Navigating Health Care: 6 Resources to Know
A lot of insurance companies now have a free call-in number to speak with a registered nurse who can help you with navigating health care. Not sure if what you're experiencing is urgent or no big deal? This is the way to go before spending a ton of time in an office. Nurses can suggest at-home or over-the-counter remedies, give you warning signs to look out for if you're experiencing a progressive problem, and help direct you to the right care and schedule appointments if you need to be seen.
Primary Care Doctor
We have a great relationship with our primary care doctor, and he's our go-to when we need any sort of routine or preventive care. He knows our family's entire medical history, and can make personalized recommendations based on each person's individual needs.
We love virtual visits for things like pinkeye, allergies, fevers and rashes. This is our go-to for times when we're feeling too under-the-weather to get into an office but need advice or a prescription to nip this in the bud STAT.
Convenience Care Clinic
This is a relatively new trend in health care that has been an absolute lifesaver for us while on vacation. These drop-in clinics are usually located in stores such as CVS, Walgreens and Target and are able to help with problems that are minor or common but are better off being addressed as early as possible (things like ear infections, sinus infections, strep throat, colds and strains). Some can even provide flu shots or treatment for urinary tract infections. They contract with major insurance companies to help get you in and out and back on your way with limited wait times – and limited fees.
We head to urgent care for issues that definitely require hands-on care, but can't wait for an appointment with our primary doctor and aren't truly emergency room level problems. Things like painful sprains, minor broken bones (like the two times I broke my pinky toe and could walk but – ouch!) and burns that need treatment but aren't really severe.
Situations can go from bad-to-worse quickly, and I think a lot of parents are often hesitant to go to the emergency room because they don't know if their issue qualifies as a true “emergency.” As Nate and I have experienced first-hand, it's especially different with babies and small children who can't communicate the severity of their struggle. If you are experiencing heavy bleeding, chest pain, shortness of breath or have been severely burned…just GO. Every second can make a difference.
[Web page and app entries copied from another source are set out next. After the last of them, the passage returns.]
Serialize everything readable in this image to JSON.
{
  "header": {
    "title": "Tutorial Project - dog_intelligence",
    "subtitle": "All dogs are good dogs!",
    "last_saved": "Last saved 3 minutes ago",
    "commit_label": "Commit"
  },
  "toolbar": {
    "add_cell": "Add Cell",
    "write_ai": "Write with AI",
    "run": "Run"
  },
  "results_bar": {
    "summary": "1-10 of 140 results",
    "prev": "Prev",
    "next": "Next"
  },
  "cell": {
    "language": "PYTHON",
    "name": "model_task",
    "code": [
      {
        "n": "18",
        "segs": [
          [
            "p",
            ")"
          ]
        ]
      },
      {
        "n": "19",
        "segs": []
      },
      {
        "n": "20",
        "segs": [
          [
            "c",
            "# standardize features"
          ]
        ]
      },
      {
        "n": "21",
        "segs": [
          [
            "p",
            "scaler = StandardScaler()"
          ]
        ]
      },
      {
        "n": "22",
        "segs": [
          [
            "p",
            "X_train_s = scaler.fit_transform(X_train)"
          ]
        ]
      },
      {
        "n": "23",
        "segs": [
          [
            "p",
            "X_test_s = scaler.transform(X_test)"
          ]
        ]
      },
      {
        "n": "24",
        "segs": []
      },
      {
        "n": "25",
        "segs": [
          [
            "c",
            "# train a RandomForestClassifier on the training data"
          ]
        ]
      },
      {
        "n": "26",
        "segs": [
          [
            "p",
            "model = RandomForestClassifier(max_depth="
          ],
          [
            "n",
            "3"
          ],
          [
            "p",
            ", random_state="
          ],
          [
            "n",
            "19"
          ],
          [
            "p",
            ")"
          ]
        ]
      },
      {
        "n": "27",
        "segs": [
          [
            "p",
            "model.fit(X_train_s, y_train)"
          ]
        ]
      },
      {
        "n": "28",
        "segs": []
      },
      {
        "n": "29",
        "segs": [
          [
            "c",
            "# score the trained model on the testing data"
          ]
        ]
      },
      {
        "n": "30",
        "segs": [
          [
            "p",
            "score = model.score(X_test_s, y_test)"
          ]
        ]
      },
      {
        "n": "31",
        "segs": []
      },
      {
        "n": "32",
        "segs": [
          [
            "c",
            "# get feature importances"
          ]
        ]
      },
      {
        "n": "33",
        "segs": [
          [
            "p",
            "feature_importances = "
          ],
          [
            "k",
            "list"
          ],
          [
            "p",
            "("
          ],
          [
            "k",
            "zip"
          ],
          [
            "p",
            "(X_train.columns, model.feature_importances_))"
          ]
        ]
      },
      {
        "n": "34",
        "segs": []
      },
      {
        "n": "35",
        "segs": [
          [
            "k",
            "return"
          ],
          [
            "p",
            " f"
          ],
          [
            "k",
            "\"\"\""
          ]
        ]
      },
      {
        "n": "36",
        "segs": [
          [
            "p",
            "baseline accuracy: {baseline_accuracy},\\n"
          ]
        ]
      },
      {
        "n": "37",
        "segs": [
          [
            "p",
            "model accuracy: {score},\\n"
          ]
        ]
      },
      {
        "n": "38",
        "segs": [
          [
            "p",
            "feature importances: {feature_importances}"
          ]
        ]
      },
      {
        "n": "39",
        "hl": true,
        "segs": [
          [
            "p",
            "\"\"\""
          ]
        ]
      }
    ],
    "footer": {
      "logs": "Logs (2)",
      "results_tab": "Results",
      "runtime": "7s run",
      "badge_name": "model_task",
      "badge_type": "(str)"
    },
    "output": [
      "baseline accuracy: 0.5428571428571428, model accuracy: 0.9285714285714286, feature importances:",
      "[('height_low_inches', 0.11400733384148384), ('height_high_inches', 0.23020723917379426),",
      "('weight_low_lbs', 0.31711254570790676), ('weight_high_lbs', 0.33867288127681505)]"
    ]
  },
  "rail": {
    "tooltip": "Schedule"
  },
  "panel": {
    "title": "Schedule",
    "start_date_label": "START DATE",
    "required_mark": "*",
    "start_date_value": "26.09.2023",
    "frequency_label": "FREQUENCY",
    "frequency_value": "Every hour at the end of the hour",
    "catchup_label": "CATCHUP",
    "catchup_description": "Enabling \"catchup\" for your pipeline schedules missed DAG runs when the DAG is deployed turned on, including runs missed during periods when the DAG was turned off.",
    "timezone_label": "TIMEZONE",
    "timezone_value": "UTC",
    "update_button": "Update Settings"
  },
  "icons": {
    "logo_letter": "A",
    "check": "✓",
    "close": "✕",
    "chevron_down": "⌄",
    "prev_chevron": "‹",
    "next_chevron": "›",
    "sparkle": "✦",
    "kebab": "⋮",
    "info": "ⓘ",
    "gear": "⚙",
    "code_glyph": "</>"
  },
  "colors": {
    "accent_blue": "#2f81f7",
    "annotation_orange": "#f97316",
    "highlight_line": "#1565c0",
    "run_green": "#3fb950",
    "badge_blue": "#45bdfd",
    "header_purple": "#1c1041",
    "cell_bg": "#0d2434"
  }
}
Insurance company apps can be another resource for navigating health care and locating the correct provider.
How do you go about navigating health care?